– section 58 of the Taxation Administration Act 1997
When you don’t tell a tax officer something that is important or relevant to your tax statement.
Examples of Deliberately Omitting Information
- A man doesn’t tell the tax officer that he has a foreign bank account
- A woman doesn’t tell the tax officer that she owns various businesses
What are some of the possible defences to a Deliberately Omitting Information charge?
- You did not fail to tell the tax officer anything
- You did not know about the thing that you were supposed to tell the tax officer
There are other possible defences, depending on the circumstances surrounding the alleged offending. Each matter is unique and requires an individual approach and strategy.
Questions in cases like this
- What do you have to tell the tax officer?
- How can they prove you had an obligation to tell the tax officer something?
Maximum penalty and Court that deals with this charge
The maximum penalty for this offence is 500 penalty units in the case of a body corporate and 100 penalty units in any other case.
Deliberately omitting information is the sort of charge regularly heard in the Magistrates’ Court.
“Did you forget to tell the tax officer something?”
What is the legal definition of Deliberately Omitting Information ?
Failing to disclose information made to a tax officer. Without that information the statement was false or misleading.
The section that covers this offence is section 58 of the Taxation Administration Act 1997.1
What can you be sentenced to for this charge?
If you are found guilty of this offence you are likely to face a fine. The fine will be greater for a company than it is for an individual.
Other Important Resources
 Taxation Administration Act 1997 – Section 58
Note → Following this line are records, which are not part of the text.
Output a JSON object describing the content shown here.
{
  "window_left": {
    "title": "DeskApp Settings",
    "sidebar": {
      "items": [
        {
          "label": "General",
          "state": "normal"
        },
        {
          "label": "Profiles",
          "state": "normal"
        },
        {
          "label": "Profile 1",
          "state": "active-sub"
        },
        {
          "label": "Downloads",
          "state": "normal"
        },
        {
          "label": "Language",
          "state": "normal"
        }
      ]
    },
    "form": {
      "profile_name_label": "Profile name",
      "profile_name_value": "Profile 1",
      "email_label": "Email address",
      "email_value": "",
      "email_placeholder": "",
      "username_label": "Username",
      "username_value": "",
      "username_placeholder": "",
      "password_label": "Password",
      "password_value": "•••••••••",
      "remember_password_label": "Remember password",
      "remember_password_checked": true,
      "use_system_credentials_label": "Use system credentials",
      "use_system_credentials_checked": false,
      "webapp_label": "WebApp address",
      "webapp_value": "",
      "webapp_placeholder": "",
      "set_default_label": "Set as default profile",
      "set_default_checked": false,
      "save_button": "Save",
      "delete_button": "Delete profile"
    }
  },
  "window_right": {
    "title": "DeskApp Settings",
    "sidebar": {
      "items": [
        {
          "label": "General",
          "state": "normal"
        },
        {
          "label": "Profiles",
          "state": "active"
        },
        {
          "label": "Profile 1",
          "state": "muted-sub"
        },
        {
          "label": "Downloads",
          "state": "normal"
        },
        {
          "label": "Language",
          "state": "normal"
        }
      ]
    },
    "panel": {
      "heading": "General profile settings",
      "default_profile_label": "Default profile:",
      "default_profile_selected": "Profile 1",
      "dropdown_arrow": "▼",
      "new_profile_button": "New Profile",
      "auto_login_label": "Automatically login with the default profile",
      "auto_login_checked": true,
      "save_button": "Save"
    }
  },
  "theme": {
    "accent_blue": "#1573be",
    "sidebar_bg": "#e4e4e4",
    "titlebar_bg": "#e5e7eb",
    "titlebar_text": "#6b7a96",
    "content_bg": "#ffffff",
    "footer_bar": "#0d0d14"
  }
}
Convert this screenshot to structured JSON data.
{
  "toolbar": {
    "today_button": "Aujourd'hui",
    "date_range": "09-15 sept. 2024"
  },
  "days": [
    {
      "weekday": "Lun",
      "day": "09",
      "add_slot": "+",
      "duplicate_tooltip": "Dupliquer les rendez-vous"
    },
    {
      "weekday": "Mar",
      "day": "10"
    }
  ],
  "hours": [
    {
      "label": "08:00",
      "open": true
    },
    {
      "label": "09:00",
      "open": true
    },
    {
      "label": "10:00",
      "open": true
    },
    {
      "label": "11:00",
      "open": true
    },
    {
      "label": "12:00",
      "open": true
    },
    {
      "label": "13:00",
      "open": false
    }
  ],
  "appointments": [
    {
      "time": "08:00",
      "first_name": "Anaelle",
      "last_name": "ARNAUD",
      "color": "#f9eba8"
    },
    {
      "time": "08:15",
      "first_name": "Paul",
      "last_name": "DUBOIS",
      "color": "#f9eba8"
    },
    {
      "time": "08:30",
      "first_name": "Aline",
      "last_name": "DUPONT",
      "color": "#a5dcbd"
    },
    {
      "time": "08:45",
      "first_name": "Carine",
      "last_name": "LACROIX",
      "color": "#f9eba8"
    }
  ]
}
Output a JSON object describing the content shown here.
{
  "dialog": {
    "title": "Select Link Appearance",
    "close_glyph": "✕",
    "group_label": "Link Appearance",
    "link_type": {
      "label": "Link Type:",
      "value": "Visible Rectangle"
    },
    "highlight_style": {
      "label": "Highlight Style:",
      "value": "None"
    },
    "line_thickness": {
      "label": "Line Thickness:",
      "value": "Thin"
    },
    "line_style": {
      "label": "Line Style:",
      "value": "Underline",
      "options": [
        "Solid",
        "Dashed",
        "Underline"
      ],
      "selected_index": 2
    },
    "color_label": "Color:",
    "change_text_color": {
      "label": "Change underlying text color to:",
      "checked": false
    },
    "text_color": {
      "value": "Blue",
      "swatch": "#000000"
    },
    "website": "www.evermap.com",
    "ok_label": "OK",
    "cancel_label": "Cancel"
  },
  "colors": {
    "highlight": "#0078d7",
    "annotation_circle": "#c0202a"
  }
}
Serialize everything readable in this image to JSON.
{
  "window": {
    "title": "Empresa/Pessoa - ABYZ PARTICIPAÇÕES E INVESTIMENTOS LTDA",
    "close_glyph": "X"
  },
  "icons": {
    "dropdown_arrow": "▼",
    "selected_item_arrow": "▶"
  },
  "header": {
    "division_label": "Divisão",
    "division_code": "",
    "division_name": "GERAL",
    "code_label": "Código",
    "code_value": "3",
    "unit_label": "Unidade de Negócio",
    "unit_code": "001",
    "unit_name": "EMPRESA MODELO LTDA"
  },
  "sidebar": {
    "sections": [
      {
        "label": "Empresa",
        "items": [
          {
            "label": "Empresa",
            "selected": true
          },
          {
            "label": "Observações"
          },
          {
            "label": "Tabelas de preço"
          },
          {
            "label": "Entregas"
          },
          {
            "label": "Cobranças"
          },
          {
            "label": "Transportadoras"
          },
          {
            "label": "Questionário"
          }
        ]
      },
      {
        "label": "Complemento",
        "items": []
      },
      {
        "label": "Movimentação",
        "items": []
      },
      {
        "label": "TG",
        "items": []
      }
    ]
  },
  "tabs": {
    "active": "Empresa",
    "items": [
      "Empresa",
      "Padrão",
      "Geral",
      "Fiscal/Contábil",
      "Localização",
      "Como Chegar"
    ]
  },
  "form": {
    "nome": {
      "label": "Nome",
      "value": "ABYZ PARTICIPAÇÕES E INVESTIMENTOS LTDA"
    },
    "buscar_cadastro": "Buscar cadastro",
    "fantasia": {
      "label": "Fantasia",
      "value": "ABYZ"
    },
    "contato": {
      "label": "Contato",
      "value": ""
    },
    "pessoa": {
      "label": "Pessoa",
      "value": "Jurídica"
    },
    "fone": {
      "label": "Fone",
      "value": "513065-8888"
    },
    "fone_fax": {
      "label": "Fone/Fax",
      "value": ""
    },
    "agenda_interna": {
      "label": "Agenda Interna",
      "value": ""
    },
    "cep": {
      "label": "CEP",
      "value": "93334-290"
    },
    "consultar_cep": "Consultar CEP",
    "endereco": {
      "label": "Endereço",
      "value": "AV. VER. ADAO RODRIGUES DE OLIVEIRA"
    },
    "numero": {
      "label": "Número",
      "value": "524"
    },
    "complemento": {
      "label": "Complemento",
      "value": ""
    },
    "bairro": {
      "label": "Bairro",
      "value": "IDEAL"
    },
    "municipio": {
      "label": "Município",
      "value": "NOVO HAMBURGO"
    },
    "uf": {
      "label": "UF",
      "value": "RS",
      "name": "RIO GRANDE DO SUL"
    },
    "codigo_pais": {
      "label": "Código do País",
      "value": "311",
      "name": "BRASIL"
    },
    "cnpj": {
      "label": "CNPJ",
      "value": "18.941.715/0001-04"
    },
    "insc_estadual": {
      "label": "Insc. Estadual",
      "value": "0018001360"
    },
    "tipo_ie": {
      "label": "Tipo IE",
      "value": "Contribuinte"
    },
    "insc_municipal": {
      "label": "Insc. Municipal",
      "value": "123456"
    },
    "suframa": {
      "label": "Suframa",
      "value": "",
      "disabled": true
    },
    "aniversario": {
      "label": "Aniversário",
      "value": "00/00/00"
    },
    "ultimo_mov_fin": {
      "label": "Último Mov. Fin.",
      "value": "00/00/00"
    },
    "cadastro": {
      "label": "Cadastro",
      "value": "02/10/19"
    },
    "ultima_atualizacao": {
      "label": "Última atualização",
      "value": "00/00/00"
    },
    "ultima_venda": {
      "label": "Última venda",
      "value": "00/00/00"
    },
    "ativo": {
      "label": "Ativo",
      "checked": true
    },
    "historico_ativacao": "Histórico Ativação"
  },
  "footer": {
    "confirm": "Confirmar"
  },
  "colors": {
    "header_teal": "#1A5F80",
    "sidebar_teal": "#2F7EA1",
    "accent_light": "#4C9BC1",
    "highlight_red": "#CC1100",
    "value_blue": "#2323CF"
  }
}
Penalty: 500 penalty units in the case of a body corporate; 100 penalty units in any other case.
Section 130B applies to an offence against this section.